Work instruction:
Retype the records below word for word and omit any image.

[Page and application data records]
□ □ □ □

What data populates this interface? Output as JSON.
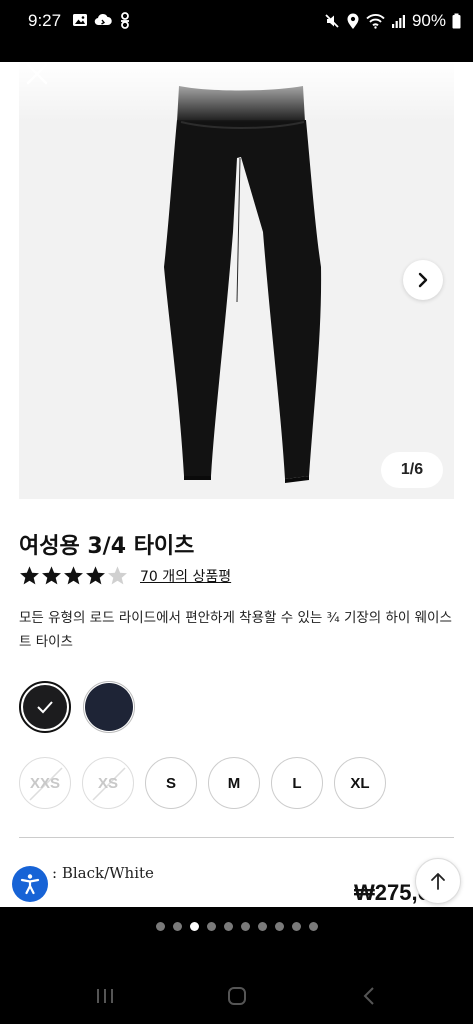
{
  "status_bar": {
    "time": "9:27",
    "battery_percent": "90%",
    "left_icons": [
      "image-icon",
      "cloud-icon",
      "link-icon"
    ],
    "right_icons": [
      "mute-icon",
      "location-icon",
      "wifi-icon",
      "signal-icon",
      "battery-icon"
    ]
  },
  "gallery": {
    "counter": "1/6",
    "current_index": 1,
    "total": 6
  },
  "product": {
    "title": "여성용 3/4 타이츠",
    "rating": 4,
    "rating_max": 5,
    "reviews_label": "70 개의 상품평",
    "description": "모든 유형의 로드 라이드에서 편안하게 착용할 수 있는 ¾ 기장의 하이 웨이스트 타이츠",
    "color_partial": ": Black/White",
    "price_partial": "₩275,0"
  },
  "colors": [
    {
      "name": "black",
      "hex": "#1c1c1e",
      "selected": true
    },
    {
      "name": "navy",
      "hex": "#1e2436",
      "selected": false
    }
  ],
  "sizes": [
    {
      "label": "XXS",
      "available": false
    },
    {
      "label": "XS",
      "available": false
    },
    {
      "label": "S",
      "available": true
    },
    {
      "label": "M",
      "available": true
    },
    {
      "label": "L",
      "available": true
    },
    {
      "label": "XL",
      "available": true
    }
  ],
  "pager": {
    "count": 10,
    "active_index": 2
  },
  "theme": {
    "accent_blue": "#1763d6",
    "text": "#111111"
  }
}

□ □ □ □

Your response:
What data populates this interface? Output as JSON.
{
  "status_bar": {
    "time": "9:27",
    "battery_percent": "90%",
    "left_icons": [
      "image-icon",
      "cloud-icon",
      "link-icon"
    ],
    "right_icons": [
      "mute-icon",
      "location-icon",
      "wifi-icon",
      "signal-icon",
      "battery-icon"
    ]
  },
  "gallery": {
    "counter": "1/6",
    "current_index": 1,
    "total": 6
  },
  "product": {
    "title": "여성용 3/4 타이츠",
    "rating": 4,
    "rating_max": 5,
    "reviews_label": "70 개의 상품평",
    "description": "모든 유형의 로드 라이드에서 편안하게 착용할 수 있는 ¾ 기장의 하이 웨이스트 타이츠",
    "color_partial": ": Black/White",
    "price_partial": "₩275,0"
  },
  "colors": [
    {
      "name": "black",
      "hex": "#1c1c1e",
      "selected": true
    },
    {
      "name": "navy",
      "hex": "#1e2436",
      "selected": false
    }
  ],
  "sizes": [
    {
      "label": "XXS",
      "available": false
    },
    {
      "label": "XS",
      "available": false
    },
    {
      "label": "S",
      "available": true
    },
    {
      "label": "M",
      "available": true
    },
    {
      "label": "L",
      "available": true
    },
    {
      "label": "XL",
      "available": true
    }
  ],
  "pager": {
    "count": 10,
    "active_index": 2
  },
  "theme": {
    "accent_blue": "#1763d6",
    "text": "#111111"
  }
}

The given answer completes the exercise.